What is the purpose of mandating a vaccine? We must realize that this doesn’t necessarily ensure increased uptake of the vaccine. The EU’s study on pandemics by Baltic and Scandinavian countries stated that “countries where a vaccination is mandatory do not usually reach better coverage than a neighbour or similar countries where there is no legal obligation”.
Even so, although infectious, COVID has a relatively low fatality rate as compared to other diseases with mandatory vaccines. Consequently, the vaccine mandate, especially considering the expedited trial process and the lack of clarity for long term side effects, may be seen as cavalier and unjust. Before constructing a mandate, it is essential to take a step back and understand the actual ramifications of vaccine consumption. Does it ensure protection? In the era of Martin Shkreli, mass capitalism and governmental overreach, some individuals rightfully struggle to place their full faith in private pharmaceutical companies and the agencies that govern them.
With the trials only starting as late as April, it can be challenging to gauge the extent of long-term damage possible due to the vaccine. For individuals that are not adversely affected by the virus (who are not in the adversely affected age bracket), forcing them to mandate a vaccine without complete transparency will only serve as encouragement for anti-government sentiments, alongside raising major moral and biological concerns.
Naturally, this does not endorse an anti-scientific sentiment. Vaccines are, of course, crucial to the fight against the pandemic. However, it must be used effectively, with a target group-oriented approach. Previous vaccination drives like Polio have been dealt with by protecting high-risk groups and educating the masses on disease spread, rather than forcing the vaccine.

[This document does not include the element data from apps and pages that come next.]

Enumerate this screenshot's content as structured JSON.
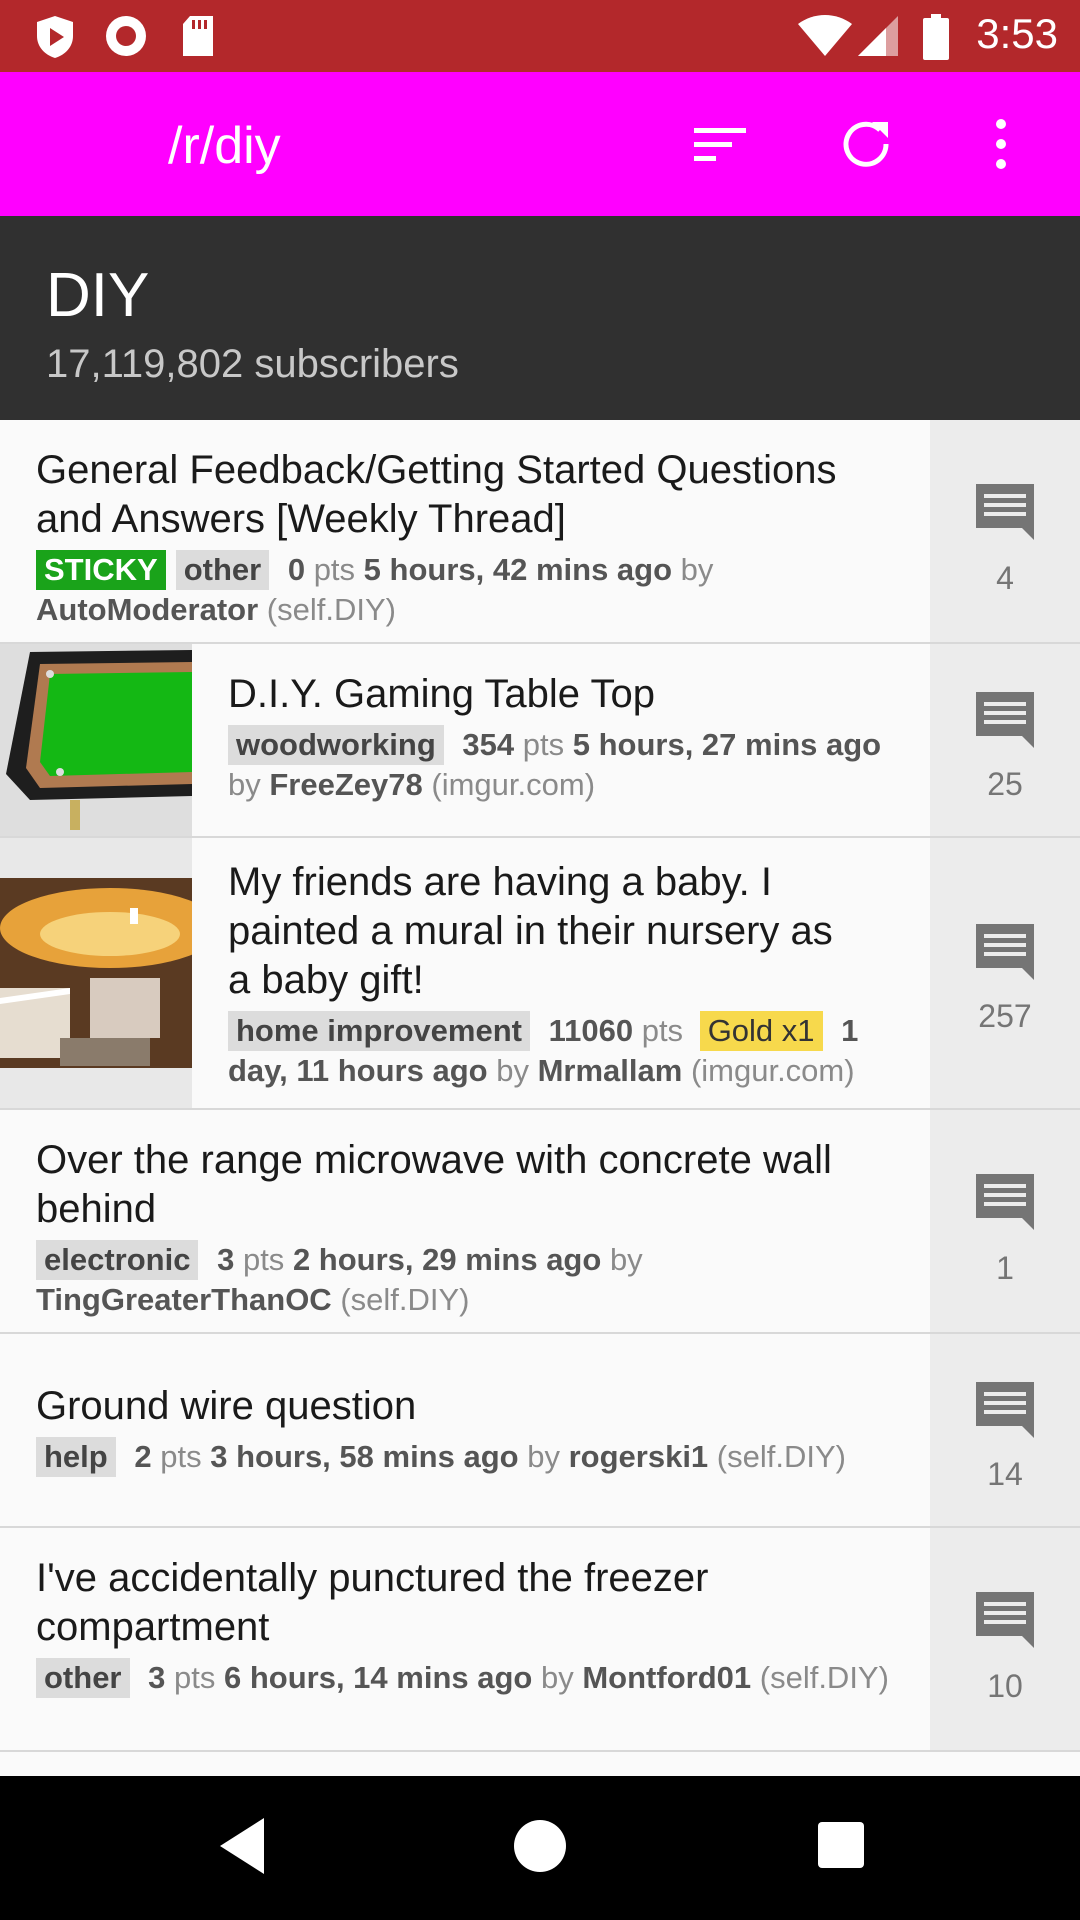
{
  "status_bar": {
    "time": "3:53",
    "icons": [
      "shield-play-icon",
      "record-icon",
      "sd-card-icon",
      "wifi-icon",
      "signal-icon",
      "battery-icon"
    ]
  },
  "app_bar": {
    "title": "/r/diy",
    "icons": [
      "sort-icon",
      "refresh-icon",
      "overflow-menu-icon"
    ],
    "background": "#ff00ff"
  },
  "subreddit": {
    "name": "DIY",
    "subscribers": "17,119,802 subscribers"
  },
  "posts": [
    {
      "title": "General Feedback/Getting Started Questions and Answers [Weekly Thread]",
      "flairs": [
        "STICKY",
        "other"
      ],
      "points": "0",
      "pts_label": "pts",
      "time": "5 hours, 42 mins ago",
      "by": "by",
      "author": "AutoModerator",
      "domain": "(self.DIY)",
      "comments": "4"
    },
    {
      "title": "D.I.Y. Gaming Table Top",
      "flairs": [
        "woodworking"
      ],
      "points": "354",
      "pts_label": "pts",
      "time": "5 hours, 27 mins ago",
      "by": "by",
      "author": "FreeZey78",
      "domain": "(imgur.com)",
      "comments": "25",
      "thumbnail": "gaming-table-thumbnail"
    },
    {
      "title": "My friends are having a baby. I painted a mural in their nursery as a baby gift!",
      "flairs": [
        "home improvement"
      ],
      "points": "11060",
      "pts_label": "pts",
      "gold": "Gold x1",
      "time": "1 day, 11 hours ago",
      "by": "by",
      "author": "Mrmallam",
      "domain": "(imgur.com)",
      "comments": "257",
      "thumbnail": "nursery-mural-thumbnail"
    },
    {
      "title": "Over the range microwave with concrete wall behind",
      "flairs": [
        "electronic"
      ],
      "points": "3",
      "pts_label": "pts",
      "time": "2 hours, 29 mins ago",
      "by": "by",
      "author": "TingGreaterThanOC",
      "domain": "(self.DIY)",
      "comments": "1"
    },
    {
      "title": "Ground wire question",
      "flairs": [
        "help"
      ],
      "points": "2",
      "pts_label": "pts",
      "time": "3 hours, 58 mins ago",
      "by": "by",
      "author": "rogerski1",
      "domain": "(self.DIY)",
      "comments": "14"
    },
    {
      "title": "I've accidentally punctured the freezer compartment",
      "flairs": [
        "other"
      ],
      "points": "3",
      "pts_label": "pts",
      "time": "6 hours, 14 mins ago",
      "by": "by",
      "author": "Montford01",
      "domain": "(self.DIY)",
      "comments": "10"
    }
  ],
  "nav_bar": {
    "icons": [
      "back-icon",
      "home-icon",
      "recents-icon"
    ]
  }
}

The health agencies must not allow the fervours of today invalidate the history of immunology. Mandating vaccines without adequate planning and transparent information will only spread fear.

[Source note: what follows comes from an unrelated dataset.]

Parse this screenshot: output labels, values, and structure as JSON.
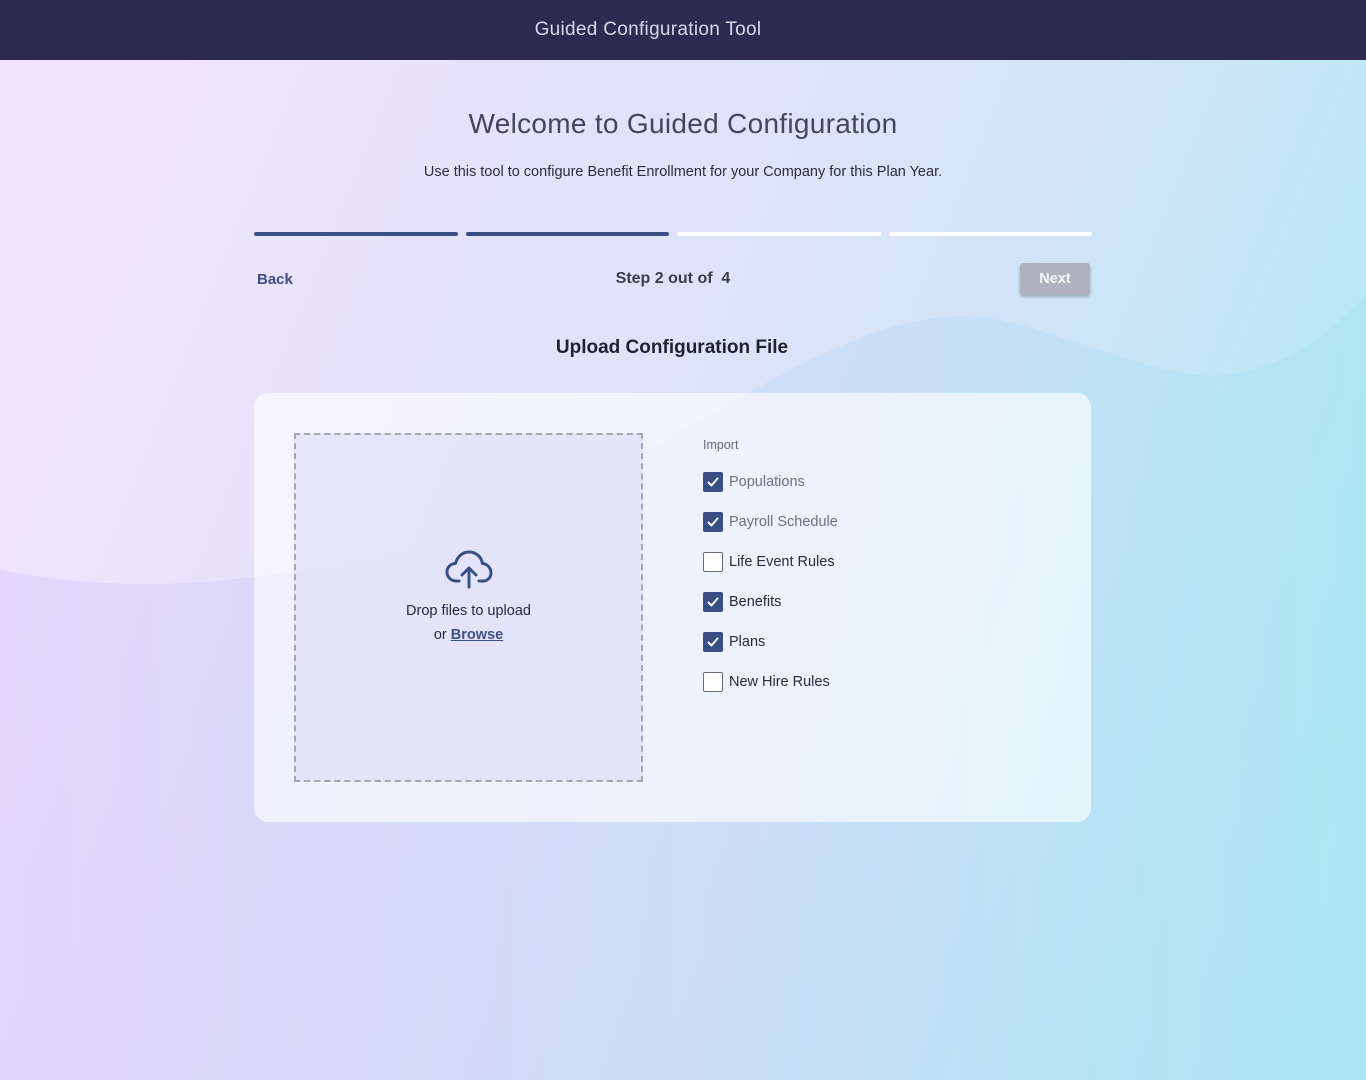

For Their Own Good: Why the Government Should Mandate The Vaccine
The goal of every government in the coming months is a rapid vaccination strategy. Per the WHO's guidelines, individual countries are free to design their vaccination programs. How do governments respond?
The goal of a vaccine is herd immunity- the more that get vaccinated, the less chance that others get infected. Achieving it naturally, as Sweden discovered, is quite destructive, necessitating the advent of a vaccine.
The resistance to vaccinations is mainly due to a trust deficit, a problem especially troublesome in the Indian healthcare sector. Despite the rapid development of the private sector, the public sector facilities remain deficient and lack adequate coverage. Without infrastructural support, individuals struggle to find confidence in the state's intentions, which exacerbates vaccine resistance.
Parental scepticism about a vaccine is another major hurdle. Without adequate engagement and easily accessible information, individuals can often be swayed by unsupported sources and be misinformed regarding side effects, which would destabilise a "voluntary" program. Therefore, the federal and local authorities need to work collaboratively to dissuade hostile rhetoric concerning the vaccine, which in turn will quell uncertainty.
Legally, the state has the right to focus on mandatory vaccination in the pursuit of achieving the good health of its citizens. Governments usually follow the utilitarian argument for vaccination, as its preferable to vaccinate sceptics "for their own good".
A critical appraisal of mandatory vaccination in India is essential. Making the vaccine mandatory is just preliminary. It has to be accompanied by the government, demonstrating that it is serious about public health and is willing to act in tandem with the public. It has to hold itself open to scrutiny and be ready to engage with the public since the development of trust is a necessary antecedent to a successful partnership.
Such an alliance would allow the government to better tackle issues concerning hesitancy and a lack of coverage. This engagement has to be demonstrated before a vaccination drive, and by the state medical officers to ensure that a person gets adequate information and state support. The government also needs to hold other agencies fully accountable and adhere to the highest scrutiny for vaccine approval.